WHAT YOU WILL DO.
The lines to be copied are those below that contain "title".

ENTRIES SHOWN.
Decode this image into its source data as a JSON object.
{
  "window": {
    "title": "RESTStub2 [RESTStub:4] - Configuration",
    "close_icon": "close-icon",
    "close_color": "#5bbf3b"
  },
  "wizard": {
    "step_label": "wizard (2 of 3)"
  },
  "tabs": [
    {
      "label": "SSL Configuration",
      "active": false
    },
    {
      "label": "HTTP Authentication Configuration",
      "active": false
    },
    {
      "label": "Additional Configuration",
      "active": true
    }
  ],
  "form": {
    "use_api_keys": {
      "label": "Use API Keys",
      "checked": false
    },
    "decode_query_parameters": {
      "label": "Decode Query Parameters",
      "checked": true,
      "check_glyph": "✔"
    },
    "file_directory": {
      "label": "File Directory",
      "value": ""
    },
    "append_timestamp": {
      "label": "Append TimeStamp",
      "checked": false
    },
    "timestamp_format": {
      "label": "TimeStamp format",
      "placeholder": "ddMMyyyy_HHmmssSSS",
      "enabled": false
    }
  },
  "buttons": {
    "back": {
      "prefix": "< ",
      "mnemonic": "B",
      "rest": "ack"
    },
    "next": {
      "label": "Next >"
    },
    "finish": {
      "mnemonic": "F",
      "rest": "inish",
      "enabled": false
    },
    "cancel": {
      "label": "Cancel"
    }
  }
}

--

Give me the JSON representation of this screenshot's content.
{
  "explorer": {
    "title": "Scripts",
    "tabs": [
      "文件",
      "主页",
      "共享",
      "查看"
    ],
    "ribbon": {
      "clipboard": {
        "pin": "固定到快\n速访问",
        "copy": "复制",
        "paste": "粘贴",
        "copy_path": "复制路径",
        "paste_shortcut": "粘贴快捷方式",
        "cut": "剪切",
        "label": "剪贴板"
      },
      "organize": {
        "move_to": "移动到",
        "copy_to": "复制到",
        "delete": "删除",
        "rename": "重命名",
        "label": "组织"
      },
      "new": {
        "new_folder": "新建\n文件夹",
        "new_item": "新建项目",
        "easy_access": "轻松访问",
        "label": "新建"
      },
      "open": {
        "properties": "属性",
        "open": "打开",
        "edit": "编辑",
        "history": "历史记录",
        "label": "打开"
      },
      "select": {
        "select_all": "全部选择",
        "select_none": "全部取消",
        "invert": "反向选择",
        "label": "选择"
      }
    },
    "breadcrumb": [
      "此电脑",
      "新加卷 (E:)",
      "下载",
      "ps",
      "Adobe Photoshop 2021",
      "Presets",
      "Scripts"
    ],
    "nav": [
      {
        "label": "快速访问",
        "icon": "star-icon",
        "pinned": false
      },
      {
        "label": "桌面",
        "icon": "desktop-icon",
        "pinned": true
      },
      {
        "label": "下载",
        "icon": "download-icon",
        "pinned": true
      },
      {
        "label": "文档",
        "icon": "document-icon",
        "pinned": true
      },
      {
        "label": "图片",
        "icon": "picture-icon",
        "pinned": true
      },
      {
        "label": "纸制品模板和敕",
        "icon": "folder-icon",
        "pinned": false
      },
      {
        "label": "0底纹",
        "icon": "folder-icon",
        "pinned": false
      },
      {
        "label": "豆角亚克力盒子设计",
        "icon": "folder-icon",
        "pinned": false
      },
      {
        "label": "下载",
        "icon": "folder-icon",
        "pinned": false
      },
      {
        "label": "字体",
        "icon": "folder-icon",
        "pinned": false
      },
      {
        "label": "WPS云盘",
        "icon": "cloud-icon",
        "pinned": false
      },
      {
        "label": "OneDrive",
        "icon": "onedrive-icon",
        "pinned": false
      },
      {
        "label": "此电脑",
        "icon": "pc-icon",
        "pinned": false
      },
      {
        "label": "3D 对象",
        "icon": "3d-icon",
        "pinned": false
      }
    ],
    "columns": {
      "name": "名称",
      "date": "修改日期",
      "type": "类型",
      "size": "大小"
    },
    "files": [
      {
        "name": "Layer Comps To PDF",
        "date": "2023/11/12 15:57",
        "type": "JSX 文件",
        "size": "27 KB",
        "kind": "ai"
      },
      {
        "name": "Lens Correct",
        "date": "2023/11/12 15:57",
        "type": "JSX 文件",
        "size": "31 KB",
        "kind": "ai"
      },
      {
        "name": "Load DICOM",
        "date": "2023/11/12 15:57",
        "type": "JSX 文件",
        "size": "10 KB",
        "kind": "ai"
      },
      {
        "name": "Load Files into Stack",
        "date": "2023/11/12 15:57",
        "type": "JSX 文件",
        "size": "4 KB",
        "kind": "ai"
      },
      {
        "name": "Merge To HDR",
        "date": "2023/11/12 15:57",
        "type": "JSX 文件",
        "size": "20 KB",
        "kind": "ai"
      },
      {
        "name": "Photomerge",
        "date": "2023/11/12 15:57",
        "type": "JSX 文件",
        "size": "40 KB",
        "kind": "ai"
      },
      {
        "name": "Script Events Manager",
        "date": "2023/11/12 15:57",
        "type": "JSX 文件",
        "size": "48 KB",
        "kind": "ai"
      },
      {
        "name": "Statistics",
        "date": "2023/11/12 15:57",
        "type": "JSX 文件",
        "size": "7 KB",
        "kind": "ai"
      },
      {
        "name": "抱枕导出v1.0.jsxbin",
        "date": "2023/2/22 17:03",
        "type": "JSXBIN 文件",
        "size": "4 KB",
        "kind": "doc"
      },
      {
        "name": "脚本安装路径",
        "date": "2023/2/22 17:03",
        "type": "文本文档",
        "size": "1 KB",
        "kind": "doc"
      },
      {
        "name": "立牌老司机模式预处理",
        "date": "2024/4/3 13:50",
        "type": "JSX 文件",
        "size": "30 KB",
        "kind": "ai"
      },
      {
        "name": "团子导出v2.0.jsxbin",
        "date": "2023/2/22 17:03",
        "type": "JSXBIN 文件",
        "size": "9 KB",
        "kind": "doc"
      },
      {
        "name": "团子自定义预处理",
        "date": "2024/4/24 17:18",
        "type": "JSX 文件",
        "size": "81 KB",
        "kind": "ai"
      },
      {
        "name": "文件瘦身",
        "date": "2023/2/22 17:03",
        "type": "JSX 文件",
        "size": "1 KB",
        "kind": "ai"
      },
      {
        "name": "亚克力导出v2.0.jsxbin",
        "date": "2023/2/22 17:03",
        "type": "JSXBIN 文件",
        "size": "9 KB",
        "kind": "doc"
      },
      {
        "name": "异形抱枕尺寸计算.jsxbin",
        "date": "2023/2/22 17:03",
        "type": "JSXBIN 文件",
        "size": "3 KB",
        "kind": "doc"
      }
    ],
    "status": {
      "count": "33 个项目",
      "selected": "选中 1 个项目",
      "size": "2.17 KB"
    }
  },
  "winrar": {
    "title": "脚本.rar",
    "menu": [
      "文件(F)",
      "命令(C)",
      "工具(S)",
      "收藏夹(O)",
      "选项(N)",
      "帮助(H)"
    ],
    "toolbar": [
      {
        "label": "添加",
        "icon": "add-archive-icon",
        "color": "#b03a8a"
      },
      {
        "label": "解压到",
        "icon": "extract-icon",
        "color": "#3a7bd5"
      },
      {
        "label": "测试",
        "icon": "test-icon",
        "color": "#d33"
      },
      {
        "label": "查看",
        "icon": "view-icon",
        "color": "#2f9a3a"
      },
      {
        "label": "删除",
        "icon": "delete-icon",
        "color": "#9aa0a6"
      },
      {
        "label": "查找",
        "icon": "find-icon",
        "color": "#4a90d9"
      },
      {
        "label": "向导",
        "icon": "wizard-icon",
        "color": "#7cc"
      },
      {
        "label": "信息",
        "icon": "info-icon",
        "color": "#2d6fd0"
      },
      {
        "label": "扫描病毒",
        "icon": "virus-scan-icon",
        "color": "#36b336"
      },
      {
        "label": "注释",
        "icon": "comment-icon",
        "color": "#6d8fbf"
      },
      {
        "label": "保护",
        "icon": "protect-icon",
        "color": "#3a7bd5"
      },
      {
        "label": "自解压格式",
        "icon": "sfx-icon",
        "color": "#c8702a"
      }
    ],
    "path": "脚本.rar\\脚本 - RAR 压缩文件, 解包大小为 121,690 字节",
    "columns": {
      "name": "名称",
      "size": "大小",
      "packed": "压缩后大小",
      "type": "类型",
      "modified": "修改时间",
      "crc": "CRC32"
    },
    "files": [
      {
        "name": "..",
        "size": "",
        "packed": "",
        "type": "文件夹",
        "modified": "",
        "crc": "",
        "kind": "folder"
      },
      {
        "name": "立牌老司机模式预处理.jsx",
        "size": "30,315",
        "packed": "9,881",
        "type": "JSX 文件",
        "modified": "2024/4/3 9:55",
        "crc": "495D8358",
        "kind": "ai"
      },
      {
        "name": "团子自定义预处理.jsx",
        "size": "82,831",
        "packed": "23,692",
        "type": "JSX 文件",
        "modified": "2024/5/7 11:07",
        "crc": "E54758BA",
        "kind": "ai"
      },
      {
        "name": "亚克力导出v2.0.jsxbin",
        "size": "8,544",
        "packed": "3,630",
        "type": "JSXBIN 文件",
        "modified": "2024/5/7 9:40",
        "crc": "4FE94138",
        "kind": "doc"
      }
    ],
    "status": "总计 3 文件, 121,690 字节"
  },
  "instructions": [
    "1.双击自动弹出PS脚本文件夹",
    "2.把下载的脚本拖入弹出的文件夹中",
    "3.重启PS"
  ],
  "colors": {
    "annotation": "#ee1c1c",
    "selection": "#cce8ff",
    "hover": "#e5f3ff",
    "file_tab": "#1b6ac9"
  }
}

ANSWER TO THE PROBLEM.
    "title": "RESTStub2 [RESTStub:4] - Configuration",
    "title": "Scripts",
    "title": "脚本.rar",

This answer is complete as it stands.